Good idea…
I will do that and see how it works. I always thought the angle thing was the correct way to do it…Ive always done it that way but your way seems to make alot of sense. Thanks guys!

Bicycle tires
work for me. My rack is metal tubing, so my boats always wiggled around a lot. I cut old mountain bike tires and strapped them on the bars, tread up. Now as long as the ropes stay tight enough to prevent lift, the boats don’t wiggle around. And they were free.

Are we talking about …
… the ratcheting type straps ?? … I promise that with them you can tighten her down with one fore and aft , not a smidge of movement at highway speeds … just be careful not to over tighten and crush the trailer frame works , lol. … when using ropes for tightening something down , make a standard overhand loop on one end of rope , put rope around the object to be squeezed tight , put tag end of rope through loop , pull rope back towards you (opposite direction it went through loop , this makes a hair pin pully) , torque by pulling and simply make a half shoe lace tie by pinching hair pin bend at loop to hold tension , with tag line (the side you were pulling) make the half shoe lace loop and send it through the naturally created loop leading away from were you are pinching , pull till tight … to release the tension and remove , just pull the tag line until the loop knot comes out , almost exactly like a shoe lace does … the system works like a block and tackle , and will squeeze things until they pop if you want it to … a modified version of this is when you have the loop end of the rope around something like a trailer frame (tag end through loop still) , go over the object (canoe ??) , around the other frame side , and start back up again like going back over but don’t , just make a standard over hand loop in the rope but only make the loop in the away side , then put tag end through loop and make hair pin as before , toque and use same tie off with half shoe lace … you can take the resulting shoe lace and make another “loose” knot for added peace of mind if you desire … ps., this is so , so simple to do , unties with a simple tug of the tag end , and holds tight as you want it to by amount of presure you are pulling against the hairpin , will never fail when understood and tied properly , and I use it for everything and anything I ever do with ropes , which is a whole lot … if there was a way to simply draw it out for you and post the drawing , you would understand immediately !! … it’s really that easy and the best rope torque fastening possible !!

pilot for the information. I use those ratchet straps but dont think I would feel safe going down the highway with only 1 starp on front and back but like that rope method you mentioned.

I trailer boats about five thousand
miles a year.

If you loop your straps right next to your boat and under the bar, they boat will not move because of the shape of the boat…I tend to loop about three feet from the ends of the boat.

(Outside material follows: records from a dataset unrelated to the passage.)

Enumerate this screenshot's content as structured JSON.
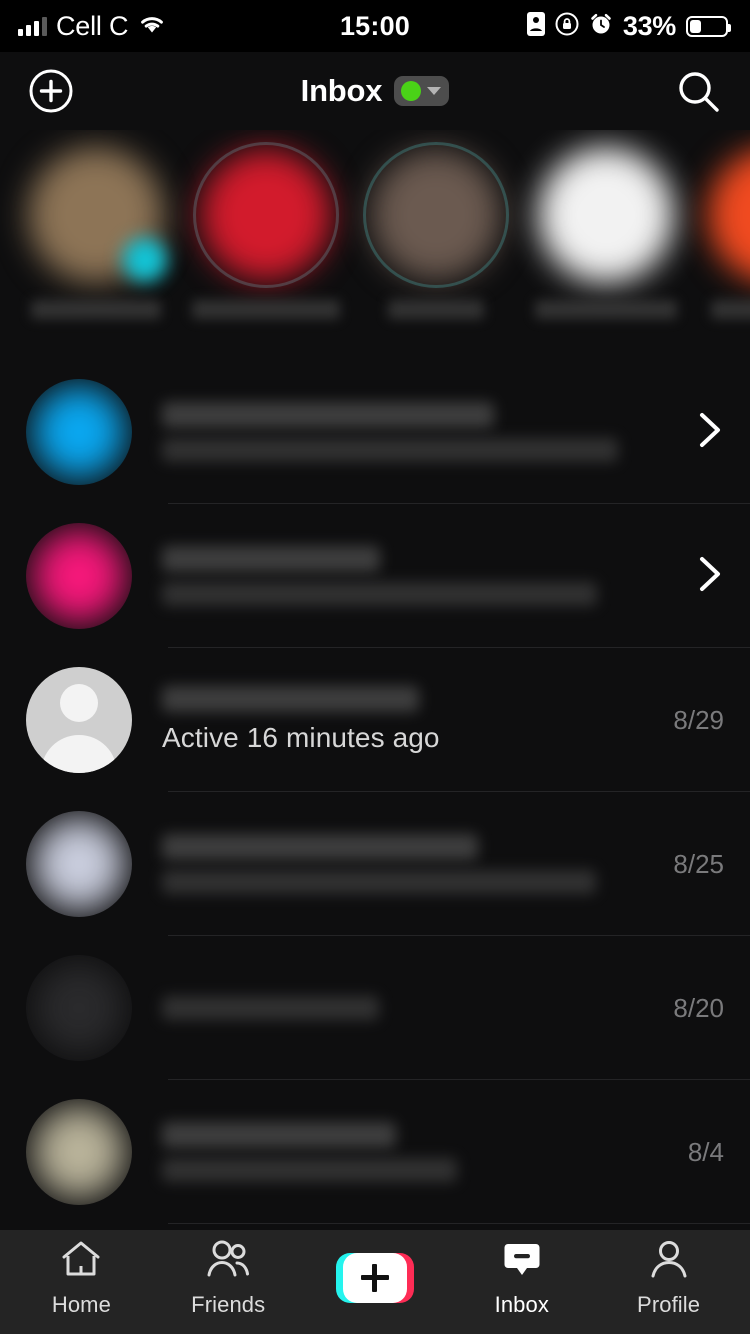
{
  "status_bar": {
    "carrier": "Cell C",
    "signal_icon": "cellular-signal-icon",
    "wifi_icon": "wifi-icon",
    "time": "15:00",
    "indicators": [
      {
        "icon": "id-card-icon"
      },
      {
        "icon": "rotation-lock-icon"
      },
      {
        "icon": "alarm-clock-icon"
      }
    ],
    "battery_percent": "33%",
    "battery_icon": "battery-icon"
  },
  "header": {
    "add_icon": "plus-circle-icon",
    "title": "Inbox",
    "status_pill": {
      "dot_color": "#4ad217",
      "caret_icon": "chevron-down-icon"
    },
    "search_icon": "search-icon"
  },
  "stories": {
    "items": [
      {
        "name": "",
        "avatar_color": "#8d7456",
        "has_ring": false,
        "has_badge": true,
        "badge_color": "#12c4d6"
      },
      {
        "name": "",
        "avatar_color": "#d21b2c",
        "has_ring": true,
        "has_badge": false
      },
      {
        "name": "",
        "avatar_color": "#6b5a50",
        "has_ring": true,
        "has_badge": false
      },
      {
        "name": "",
        "avatar_color": "#f2f2f2",
        "has_ring": false,
        "has_badge": false
      },
      {
        "name": "",
        "avatar_color": "#f04a20",
        "has_ring": false,
        "has_badge": false
      }
    ]
  },
  "messages": {
    "rows": [
      {
        "avatar_type": "color",
        "avatar_color": "#0aa7f0",
        "title": "",
        "subtitle": "",
        "subtitle_visible": false,
        "date": "",
        "accessory": "chevron-right-icon"
      },
      {
        "avatar_type": "color",
        "avatar_color": "#f5187a",
        "title": "",
        "subtitle": "",
        "subtitle_visible": false,
        "date": "",
        "accessory": "chevron-right-icon"
      },
      {
        "avatar_type": "default",
        "avatar_color": "#cfcfcf",
        "title": "",
        "subtitle": "Active 16 minutes ago",
        "subtitle_visible": true,
        "date": "8/29",
        "accessory": "none"
      },
      {
        "avatar_type": "color",
        "avatar_color": "#c9cddd",
        "title": "",
        "subtitle": "",
        "subtitle_visible": false,
        "date": "8/25",
        "accessory": "none"
      },
      {
        "avatar_type": "color",
        "avatar_color": "#2a2a2c",
        "title": "",
        "subtitle": "",
        "subtitle_visible": false,
        "date": "8/20",
        "accessory": "none"
      },
      {
        "avatar_type": "color",
        "avatar_color": "#b9b39a",
        "title": "",
        "subtitle": "",
        "subtitle_visible": false,
        "date": "8/4",
        "accessory": "none"
      }
    ]
  },
  "tab_bar": {
    "tabs": [
      {
        "label": "Home",
        "icon": "home-icon",
        "active": false
      },
      {
        "label": "Friends",
        "icon": "friends-icon",
        "active": false
      },
      {
        "label": "",
        "icon": "create-plus-button",
        "active": false
      },
      {
        "label": "Inbox",
        "icon": "inbox-bubble-icon",
        "active": true
      },
      {
        "label": "Profile",
        "icon": "profile-person-icon",
        "active": false
      }
    ]
  }
}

At EVERY rest stop check for tautness. Some lines are nylon and will stretch when wet. Then you tighten…But when they dry, the tauten up…watch for this as it can actually damage the hull.

You can loop a safety line to a center post on your trailer for each boat…just so it remains with your tucker in case of accident…I have heard of canoe trailer rollovers and safety lines prevented boats from flying all over.

Gunwale brackets are a great idea and I have them on the top rack of the trailer…

Make sure the boat does not slide over the trailer crossbars easily. I wrapped my bars with a rubber type of pipe insulation so there is good grip…Metal alone against vinyl gunwales particularly is very slippery.

all great
ideas thanks everyone for sharing with me.

I used to use ratchet straps on my canoe trailer, then I took a look at the canoe shuttles at the canoe outfitters, they all use those black rubber bungees. My crossbars on my canoe trailer are about 3 feet from each end. I put one bungee on each end and have NEVER had a problem. We regularly cart our kayaks and canoes 3.5 hours from Tampa to the Everglades on I75 doing 75 mph. No front and back straps. If your nervous put 2 on each end, they’re a whole $2 each.